-- Instructions to follow --
Every entry is to be restated exactly; pictures are not part of the copy.

-- Study material --

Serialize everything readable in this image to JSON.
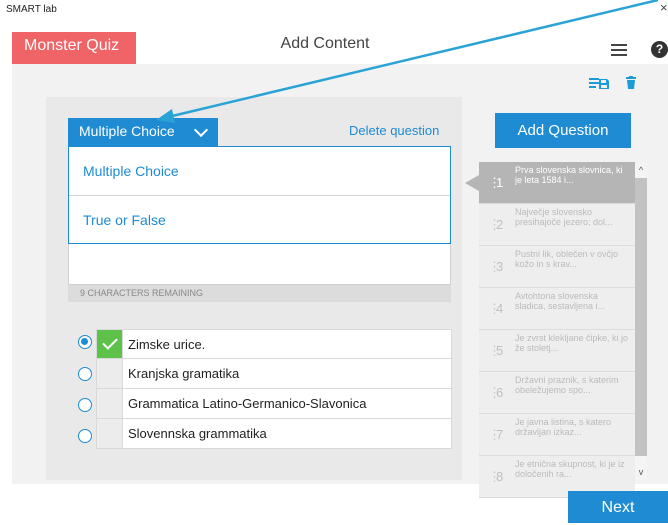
{
  "window": {
    "title": "SMART lab",
    "close": "×"
  },
  "header": {
    "app_name": "Monster Quiz",
    "title": "Add Content",
    "help": "?"
  },
  "toolbar": {
    "icons": [
      "add-list-icon",
      "save-icon",
      "trash-icon"
    ],
    "add_list_glyph": "≡+",
    "save_glyph": "💾",
    "trash_glyph": "🗑"
  },
  "editor": {
    "question_type": "Multiple Choice",
    "delete_label": "Delete question",
    "type_options": [
      "Multiple Choice",
      "True or False"
    ],
    "chars_remaining": "9 CHARACTERS REMAINING",
    "answers": [
      {
        "text": "Zimske urice.",
        "selected": true,
        "correct": true
      },
      {
        "text": "Kranjska gramatika",
        "selected": false,
        "correct": false
      },
      {
        "text": "Grammatica Latino-Germanico-Slavonica",
        "selected": false,
        "correct": false
      },
      {
        "text": "Slovennska grammatika",
        "selected": false,
        "correct": false
      }
    ]
  },
  "sidebar": {
    "add_label": "Add Question",
    "questions": [
      {
        "num": "1",
        "text": "Prva slovenska slovnica, ki je leta 1584 i...",
        "active": true
      },
      {
        "num": "2",
        "text": "Največje slovensko presihajoče jezero; dol...",
        "active": false
      },
      {
        "num": "3",
        "text": "Pustni lik, oblečen v ovčjo kožo in s krav...",
        "active": false
      },
      {
        "num": "4",
        "text": "Avtohtona slovenska sladica, sestavljena i...",
        "active": false
      },
      {
        "num": "5",
        "text": "Je zvrst klekljane čipke, ki jo že stoletj...",
        "active": false
      },
      {
        "num": "6",
        "text": "Državni praznik, s katerim obeležujemo spo...",
        "active": false
      },
      {
        "num": "7",
        "text": "Je javna listina, s katero državljan izkaz...",
        "active": false
      },
      {
        "num": "8",
        "text": "Je etnična skupnost, ki je iz določenih ra...",
        "active": false
      }
    ]
  },
  "footer": {
    "next_label": "Next"
  },
  "colors": {
    "accent": "#1e8bd2",
    "brand": "#f06366",
    "correct": "#5cc24a",
    "annotation_arrow": "#29a3d6"
  }
}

-- Expected output --
Serialize everything readable in this image to JSON.
{
  "window": {
    "title": "SMART lab",
    "close": "×"
  },
  "header": {
    "app_name": "Monster Quiz",
    "title": "Add Content",
    "help": "?"
  },
  "toolbar": {
    "icons": [
      "add-list-icon",
      "save-icon",
      "trash-icon"
    ],
    "add_list_glyph": "≡+",
    "save_glyph": "💾",
    "trash_glyph": "🗑"
  },
  "editor": {
    "question_type": "Multiple Choice",
    "delete_label": "Delete question",
    "type_options": [
      "Multiple Choice",
      "True or False"
    ],
    "chars_remaining": "9 CHARACTERS REMAINING",
    "answers": [
      {
        "text": "Zimske urice.",
        "selected": true,
        "correct": true
      },
      {
        "text": "Kranjska gramatika",
        "selected": false,
        "correct": false
      },
      {
        "text": "Grammatica Latino-Germanico-Slavonica",
        "selected": false,
        "correct": false
      },
      {
        "text": "Slovennska grammatika",
        "selected": false,
        "correct": false
      }
    ]
  },
  "sidebar": {
    "add_label": "Add Question",
    "questions": [
      {
        "num": "1",
        "text": "Prva slovenska slovnica, ki je leta 1584 i...",
        "active": true
      },
      {
        "num": "2",
        "text": "Največje slovensko presihajoče jezero; dol...",
        "active": false
      },
      {
        "num": "3",
        "text": "Pustni lik, oblečen v ovčjo kožo in s krav...",
        "active": false
      },
      {
        "num": "4",
        "text": "Avtohtona slovenska sladica, sestavljena i...",
        "active": false
      },
      {
        "num": "5",
        "text": "Je zvrst klekljane čipke, ki jo že stoletj...",
        "active": false
      },
      {
        "num": "6",
        "text": "Državni praznik, s katerim obeležujemo spo...",
        "active": false
      },
      {
        "num": "7",
        "text": "Je javna listina, s katero državljan izkaz...",
        "active": false
      },
      {
        "num": "8",
        "text": "Je etnična skupnost, ki je iz določenih ra...",
        "active": false
      }
    ]
  },
  "footer": {
    "next_label": "Next"
  },
  "colors": {
    "accent": "#1e8bd2",
    "brand": "#f06366",
    "correct": "#5cc24a",
    "annotation_arrow": "#29a3d6"
  }
}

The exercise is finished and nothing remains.